Description of the task: Set down the whole listing below exactly, without pictures.

Information supplied:

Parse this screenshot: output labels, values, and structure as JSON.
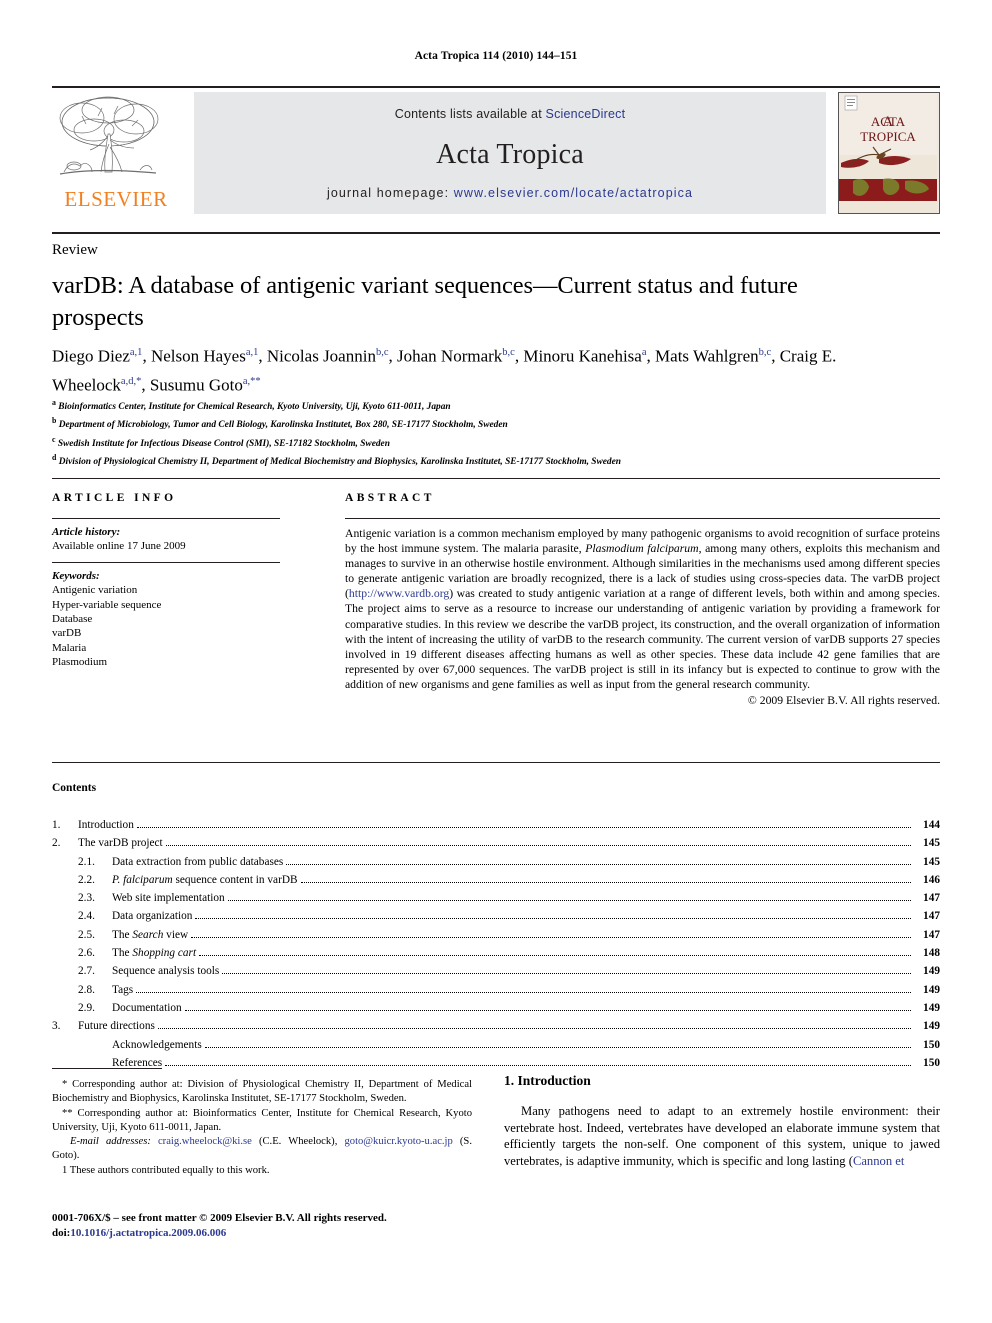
{
  "running_head": "Acta Tropica 114 (2010) 144–151",
  "masthead": {
    "contents_lists_prefix": "Contents lists available at ",
    "sciencedirect": "ScienceDirect",
    "journal_name": "Acta Tropica",
    "homepage_label": "journal homepage: ",
    "homepage_url": "www.elsevier.com/locate/actatropica",
    "publisher": "ELSEVIER",
    "cover_title_line1": "ACTA",
    "cover_title_line2": "TROPICA",
    "accent_orange": "#f08122",
    "link_blue": "#2b3990",
    "band_gray": "#e6e7e8"
  },
  "article": {
    "type": "Review",
    "title": "varDB: A database of antigenic variant sequences—Current status and future prospects",
    "authors": [
      {
        "name": "Diego Diez",
        "sup": "a,1"
      },
      {
        "name": "Nelson Hayes",
        "sup": "a,1"
      },
      {
        "name": "Nicolas Joannin",
        "sup": "b,c"
      },
      {
        "name": "Johan Normark",
        "sup": "b,c"
      },
      {
        "name": "Minoru Kanehisa",
        "sup": "a"
      },
      {
        "name": "Mats Wahlgren",
        "sup": "b,c"
      },
      {
        "name": "Craig E. Wheelock",
        "sup": "a,d,*"
      },
      {
        "name": "Susumu Goto",
        "sup": "a,**"
      }
    ],
    "affiliations": [
      {
        "marker": "a",
        "text": "Bioinformatics Center, Institute for Chemical Research, Kyoto University, Uji, Kyoto 611-0011, Japan"
      },
      {
        "marker": "b",
        "text": "Department of Microbiology, Tumor and Cell Biology, Karolinska Institutet, Box 280, SE-17177 Stockholm, Sweden"
      },
      {
        "marker": "c",
        "text": "Swedish Institute for Infectious Disease Control (SMI), SE-17182 Stockholm, Sweden"
      },
      {
        "marker": "d",
        "text": "Division of Physiological Chemistry II, Department of Medical Biochemistry and Biophysics, Karolinska Institutet, SE-17177 Stockholm, Sweden"
      }
    ]
  },
  "info": {
    "heading": "ARTICLE INFO",
    "history_label": "Article history:",
    "history_value": "Available online 17 June 2009",
    "keywords_label": "Keywords:",
    "keywords": [
      "Antigenic variation",
      "Hyper-variable sequence",
      "Database",
      "varDB",
      "Malaria",
      "Plasmodium"
    ]
  },
  "abstract": {
    "heading": "ABSTRACT",
    "part1": "Antigenic variation is a common mechanism employed by many pathogenic organisms to avoid recognition of surface proteins by the host immune system. The malaria parasite, ",
    "italic1": "Plasmodium falciparum",
    "part2": ", among many others, exploits this mechanism and manages to survive in an otherwise hostile environment. Although similarities in the mechanisms used among different species to generate antigenic variation are broadly recognized, there is a lack of studies using cross-species data. The varDB project (",
    "link": "http://www.vardb.org",
    "part3": ") was created to study antigenic variation at a range of different levels, both within and among species. The project aims to serve as a resource to increase our understanding of antigenic variation by providing a framework for comparative studies. In this review we describe the varDB project, its construction, and the overall organization of information with the intent of increasing the utility of varDB to the research community. The current version of varDB supports 27 species involved in 19 different diseases affecting humans as well as other species. These data include 42 gene families that are represented by over 67,000 sequences. The varDB project is still in its infancy but is expected to continue to grow with the addition of new organisms and gene families as well as input from the general research community.",
    "copyright": "© 2009 Elsevier B.V. All rights reserved."
  },
  "contents": {
    "heading": "Contents",
    "rows": [
      {
        "num": "1.",
        "label": "Introduction",
        "page": "144",
        "level": 1
      },
      {
        "num": "2.",
        "label": "The varDB project",
        "page": "145",
        "level": 1
      },
      {
        "num": "2.1.",
        "label": "Data extraction from public databases",
        "page": "145",
        "level": 2
      },
      {
        "num": "2.2.",
        "label": "P. falciparum sequence content in varDB",
        "page": "146",
        "level": 2,
        "italic_prefix": "P. falciparum",
        "rest": " sequence content in varDB"
      },
      {
        "num": "2.3.",
        "label": "Web site implementation",
        "page": "147",
        "level": 2
      },
      {
        "num": "2.4.",
        "label": "Data organization",
        "page": "147",
        "level": 2
      },
      {
        "num": "2.5.",
        "label": "The Search view",
        "page": "147",
        "level": 2,
        "plain_prefix": "The ",
        "italic_mid": "Search",
        "rest": " view"
      },
      {
        "num": "2.6.",
        "label": "The Shopping cart",
        "page": "148",
        "level": 2,
        "plain_prefix": "The ",
        "italic_mid": "Shopping cart",
        "rest": ""
      },
      {
        "num": "2.7.",
        "label": "Sequence analysis tools",
        "page": "149",
        "level": 2
      },
      {
        "num": "2.8.",
        "label": "Tags",
        "page": "149",
        "level": 2
      },
      {
        "num": "2.9.",
        "label": "Documentation",
        "page": "149",
        "level": 2
      },
      {
        "num": "3.",
        "label": "Future directions",
        "page": "149",
        "level": 1
      },
      {
        "num": "",
        "label": "Acknowledgements",
        "page": "150",
        "level": 2
      },
      {
        "num": "",
        "label": "References",
        "page": "150",
        "level": 2
      }
    ]
  },
  "footnotes": {
    "corr1": "*  Corresponding author at: Division of Physiological Chemistry II, Department of Medical Biochemistry and Biophysics, Karolinska Institutet, SE-17177 Stockholm, Sweden.",
    "corr2": "**  Corresponding author at: Bioinformatics Center, Institute for Chemical Research, Kyoto University, Uji, Kyoto 611-0011, Japan.",
    "email_label": "E-mail addresses:",
    "email1": "craig.wheelock@ki.se",
    "email1_who": " (C.E. Wheelock),",
    "email2": "goto@kuicr.kyoto-u.ac.jp",
    "email2_who": " (S. Goto).",
    "equal_contrib": "1  These authors contributed equally to this work."
  },
  "footer": {
    "issn_line": "0001-706X/$ – see front matter © 2009 Elsevier B.V. All rights reserved.",
    "doi_label": "doi:",
    "doi_value": "10.1016/j.actatropica.2009.06.006"
  },
  "introduction": {
    "heading": "1. Introduction",
    "paragraph_part1": "Many pathogens need to adapt to an extremely hostile environment: their vertebrate host. Indeed, vertebrates have developed an elaborate immune system that efficiently targets the non-self. One component of this system, unique to jawed vertebrates, is adaptive immunity, which is specific and long lasting (",
    "citation": "Cannon et",
    "paragraph_part2": ""
  }
}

Solved exercise:
Parse this screenshot: output labels, values, and structure as JSON.
{
  "running_head": "Acta Tropica 114 (2010) 144–151",
  "masthead": {
    "contents_lists_prefix": "Contents lists available at ",
    "sciencedirect": "ScienceDirect",
    "journal_name": "Acta Tropica",
    "homepage_label": "journal homepage: ",
    "homepage_url": "www.elsevier.com/locate/actatropica",
    "publisher": "ELSEVIER",
    "cover_title_line1": "ACTA",
    "cover_title_line2": "TROPICA",
    "accent_orange": "#f08122",
    "link_blue": "#2b3990",
    "band_gray": "#e6e7e8"
  },
  "article": {
    "type": "Review",
    "title": "varDB: A database of antigenic variant sequences—Current status and future prospects",
    "authors": [
      {
        "name": "Diego Diez",
        "sup": "a,1"
      },
      {
        "name": "Nelson Hayes",
        "sup": "a,1"
      },
      {
        "name": "Nicolas Joannin",
        "sup": "b,c"
      },
      {
        "name": "Johan Normark",
        "sup": "b,c"
      },
      {
        "name": "Minoru Kanehisa",
        "sup": "a"
      },
      {
        "name": "Mats Wahlgren",
        "sup": "b,c"
      },
      {
        "name": "Craig E. Wheelock",
        "sup": "a,d,*"
      },
      {
        "name": "Susumu Goto",
        "sup": "a,**"
      }
    ],
    "affiliations": [
      {
        "marker": "a",
        "text": "Bioinformatics Center, Institute for Chemical Research, Kyoto University, Uji, Kyoto 611-0011, Japan"
      },
      {
        "marker": "b",
        "text": "Department of Microbiology, Tumor and Cell Biology, Karolinska Institutet, Box 280, SE-17177 Stockholm, Sweden"
      },
      {
        "marker": "c",
        "text": "Swedish Institute for Infectious Disease Control (SMI), SE-17182 Stockholm, Sweden"
      },
      {
        "marker": "d",
        "text": "Division of Physiological Chemistry II, Department of Medical Biochemistry and Biophysics, Karolinska Institutet, SE-17177 Stockholm, Sweden"
      }
    ]
  },
  "info": {
    "heading": "ARTICLE INFO",
    "history_label": "Article history:",
    "history_value": "Available online 17 June 2009",
    "keywords_label": "Keywords:",
    "keywords": [
      "Antigenic variation",
      "Hyper-variable sequence",
      "Database",
      "varDB",
      "Malaria",
      "Plasmodium"
    ]
  },
  "abstract": {
    "heading": "ABSTRACT",
    "part1": "Antigenic variation is a common mechanism employed by many pathogenic organisms to avoid recognition of surface proteins by the host immune system. The malaria parasite, ",
    "italic1": "Plasmodium falciparum",
    "part2": ", among many others, exploits this mechanism and manages to survive in an otherwise hostile environment. Although similarities in the mechanisms used among different species to generate antigenic variation are broadly recognized, there is a lack of studies using cross-species data. The varDB project (",
    "link": "http://www.vardb.org",
    "part3": ") was created to study antigenic variation at a range of different levels, both within and among species. The project aims to serve as a resource to increase our understanding of antigenic variation by providing a framework for comparative studies. In this review we describe the varDB project, its construction, and the overall organization of information with the intent of increasing the utility of varDB to the research community. The current version of varDB supports 27 species involved in 19 different diseases affecting humans as well as other species. These data include 42 gene families that are represented by over 67,000 sequences. The varDB project is still in its infancy but is expected to continue to grow with the addition of new organisms and gene families as well as input from the general research community.",
    "copyright": "© 2009 Elsevier B.V. All rights reserved."
  },
  "contents": {
    "heading": "Contents",
    "rows": [
      {
        "num": "1.",
        "label": "Introduction",
        "page": "144",
        "level": 1
      },
      {
        "num": "2.",
        "label": "The varDB project",
        "page": "145",
        "level": 1
      },
      {
        "num": "2.1.",
        "label": "Data extraction from public databases",
        "page": "145",
        "level": 2
      },
      {
        "num": "2.2.",
        "label": "P. falciparum sequence content in varDB",
        "page": "146",
        "level": 2,
        "italic_prefix": "P. falciparum",
        "rest": " sequence content in varDB"
      },
      {
        "num": "2.3.",
        "label": "Web site implementation",
        "page": "147",
        "level": 2
      },
      {
        "num": "2.4.",
        "label": "Data organization",
        "page": "147",
        "level": 2
      },
      {
        "num": "2.5.",
        "label": "The Search view",
        "page": "147",
        "level": 2,
        "plain_prefix": "The ",
        "italic_mid": "Search",
        "rest": " view"
      },
      {
        "num": "2.6.",
        "label": "The Shopping cart",
        "page": "148",
        "level": 2,
        "plain_prefix": "The ",
        "italic_mid": "Shopping cart",
        "rest": ""
      },
      {
        "num": "2.7.",
        "label": "Sequence analysis tools",
        "page": "149",
        "level": 2
      },
      {
        "num": "2.8.",
        "label": "Tags",
        "page": "149",
        "level": 2
      },
      {
        "num": "2.9.",
        "label": "Documentation",
        "page": "149",
        "level": 2
      },
      {
        "num": "3.",
        "label": "Future directions",
        "page": "149",
        "level": 1
      },
      {
        "num": "",
        "label": "Acknowledgements",
        "page": "150",
        "level": 2
      },
      {
        "num": "",
        "label": "References",
        "page": "150",
        "level": 2
      }
    ]
  },
  "footnotes": {
    "corr1": "*  Corresponding author at: Division of Physiological Chemistry II, Department of Medical Biochemistry and Biophysics, Karolinska Institutet, SE-17177 Stockholm, Sweden.",
    "corr2": "**  Corresponding author at: Bioinformatics Center, Institute for Chemical Research, Kyoto University, Uji, Kyoto 611-0011, Japan.",
    "email_label": "E-mail addresses:",
    "email1": "craig.wheelock@ki.se",
    "email1_who": " (C.E. Wheelock),",
    "email2": "goto@kuicr.kyoto-u.ac.jp",
    "email2_who": " (S. Goto).",
    "equal_contrib": "1  These authors contributed equally to this work."
  },
  "footer": {
    "issn_line": "0001-706X/$ – see front matter © 2009 Elsevier B.V. All rights reserved.",
    "doi_label": "doi:",
    "doi_value": "10.1016/j.actatropica.2009.06.006"
  },
  "introduction": {
    "heading": "1. Introduction",
    "paragraph_part1": "Many pathogens need to adapt to an extremely hostile environment: their vertebrate host. Indeed, vertebrates have developed an elaborate immune system that efficiently targets the non-self. One component of this system, unique to jawed vertebrates, is adaptive immunity, which is specific and long lasting (",
    "citation": "Cannon et",
    "paragraph_part2": ""
  }
}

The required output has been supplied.